Exercise: Output a character-exact copy of the data, images removed.

Supplied material:
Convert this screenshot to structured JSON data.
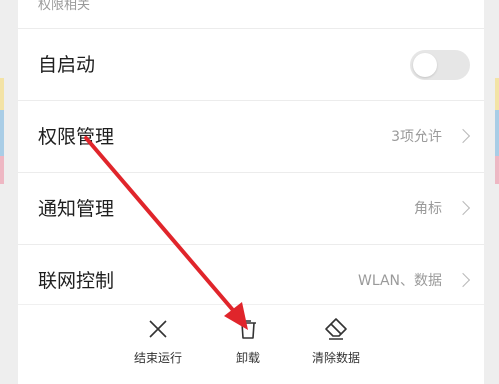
{
  "section_header": "权限相关",
  "rows": [
    {
      "label": "自启动",
      "value": ""
    },
    {
      "label": "权限管理",
      "value": "3项允许"
    },
    {
      "label": "通知管理",
      "value": "角标"
    },
    {
      "label": "联网控制",
      "value": "WLAN、数据"
    }
  ],
  "toggle": {
    "state": "off"
  },
  "actions": [
    {
      "label": "结束运行",
      "icon": "close-x-icon"
    },
    {
      "label": "卸载",
      "icon": "trash-icon"
    },
    {
      "label": "清除数据",
      "icon": "eraser-icon"
    }
  ],
  "colors": {
    "arrow": "#e0252b",
    "stripe_yellow": "#f3e3a6",
    "stripe_blue": "#a9cde6",
    "stripe_pink": "#eeb7c3"
  }
}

Result for this task:
Convert this screenshot to structured JSON data.
{
  "section_header": "权限相关",
  "rows": [
    {
      "label": "自启动",
      "value": ""
    },
    {
      "label": "权限管理",
      "value": "3项允许"
    },
    {
      "label": "通知管理",
      "value": "角标"
    },
    {
      "label": "联网控制",
      "value": "WLAN、数据"
    }
  ],
  "toggle": {
    "state": "off"
  },
  "actions": [
    {
      "label": "结束运行",
      "icon": "close-x-icon"
    },
    {
      "label": "卸载",
      "icon": "trash-icon"
    },
    {
      "label": "清除数据",
      "icon": "eraser-icon"
    }
  ],
  "colors": {
    "arrow": "#e0252b",
    "stripe_yellow": "#f3e3a6",
    "stripe_blue": "#a9cde6",
    "stripe_pink": "#eeb7c3"
  }
}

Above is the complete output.